There are a number of ways to peel an orange. A quick YouTube search will reveal a scalping method involving a spoon, a roll-out method that resembles a dissection, and, for traditionalists, the old peeling knife approach. If you want to keep your fingers from getting all sticky, you can order a fruit peeling machine from Amazon that doesn’t not look like a medieval torture device. And, of course, there are also electric-powered options for the futurists among us. Indeed, the imagination may be your only limitation when it comes to accessing the juicy flesh of Florida’s state fruit.
Just the same, there are many ways to build a website. Choices abound, in fact. Some are purely opinion, like naming conventions (Do I camelCase or do I snake_case?). Others are a matter of philosophy, like when to use pixel units versus percentage units. Still others may be determined by browser compatibility or other technical limitations. Choices might boil down to most-best or least-worst considerations, or even be driven completely by personal taste. But there are always choices, and deciding what to do can sometimes be as much work as the actual doing.

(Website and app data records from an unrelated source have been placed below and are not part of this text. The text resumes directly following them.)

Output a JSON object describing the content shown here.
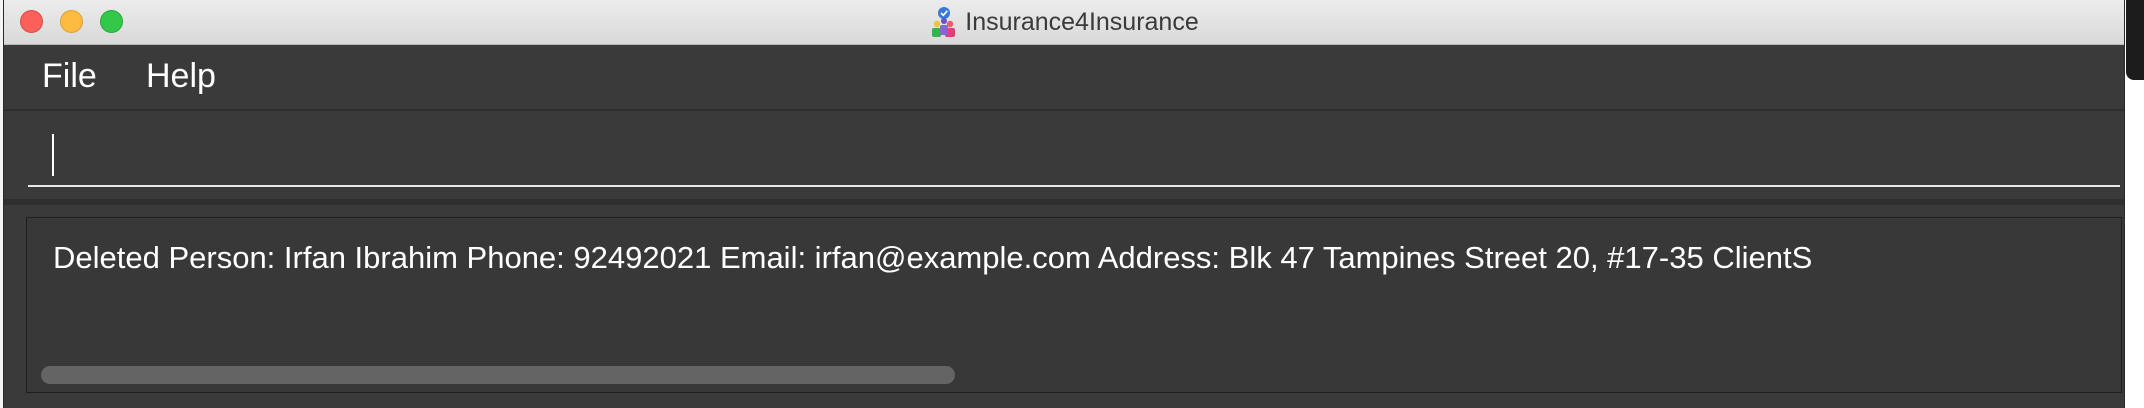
{
  "window": {
    "title": "Insurance4Insurance",
    "app_icon": "address-book-people-icon",
    "controls": [
      "close-button",
      "minimize-button",
      "maximize-button"
    ]
  },
  "menu": {
    "items": [
      {
        "label": "File"
      },
      {
        "label": "Help"
      }
    ]
  },
  "command_box": {
    "value": "",
    "placeholder": ""
  },
  "result_display": {
    "text": "Deleted Person: Irfan Ibrahim Phone: 92492021 Email: irfan@example.com Address: Blk 47 Tampines Street 20, #17-35 ClientS"
  },
  "colors": {
    "window_bg": "#3c3c3c",
    "titlebar": "#e4e4e4",
    "close": "#fc605b",
    "minimize": "#fdbc40",
    "maximize": "#34c84a",
    "text": "#ffffff",
    "scrollbar": "#646464"
  }
}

Even with a visual development tool like Webflow, which streamlines the development process considerably, each project can still be approached a number of different ways, and individual designers’ own idiosyncratic approaches can be as unique as fingerprints. One project, approached different ways by different designers, can yield indistinguishable results. And yet, in a team environment, these personal idiosyncrasies often create conflicts that reduce the quality and long-term manageability of a product. For this reason, a shared group philosophy is essential for successful teamwork.
In our years using Webflow, we’ve run into many if not most of these conflicts. Two designers might create duplicate classes, so a style update may not cascade across all visually identical elements. They might approach a translation to smaller viewports differently, creating inconsistencies in the visual design language. Or they might use different measurement units for positioning, compromising the modularity of the product. And anyone who’s done it knows there’s nothing worse than working on a hacked together Webflow project where components are nested inside “fixer” wrappers, elements are tagged haphazardly with overruling subclasses and class naming follows no obvious conventions. But it doesn’t have to be this way.
The trick to teamwork in Webflow is having the team members buy into a shared development philosophy, and to diligently apply it. This philosophy may be just as unique as any team, and one philosophy might have no obvious advantages over another. The important thing is that the team members are all on the same page. When a designer needs a class, they should know what to look for before creating a new one. When they work on translating a design to smaller viewports, they should follow shared conventions. And when they position elements, they should all have a similar approach from which to work.
Over the length of this course we'll discover how to create a system that addresses these pain points and others, creating a faster, less frustrating process that creates better, more manageable products.
Note: This course is specifically geared towards team strategies and is not intended to be a replacement for Webflow's own Webflow University tutorials.
Gone are the days of assembly line workflows and documentation as opposed to collaboration. With a Webflow workflow, you’ll replace a number of time-consuming steps found in most traditional web build workflows with real-time collaboration.Take me there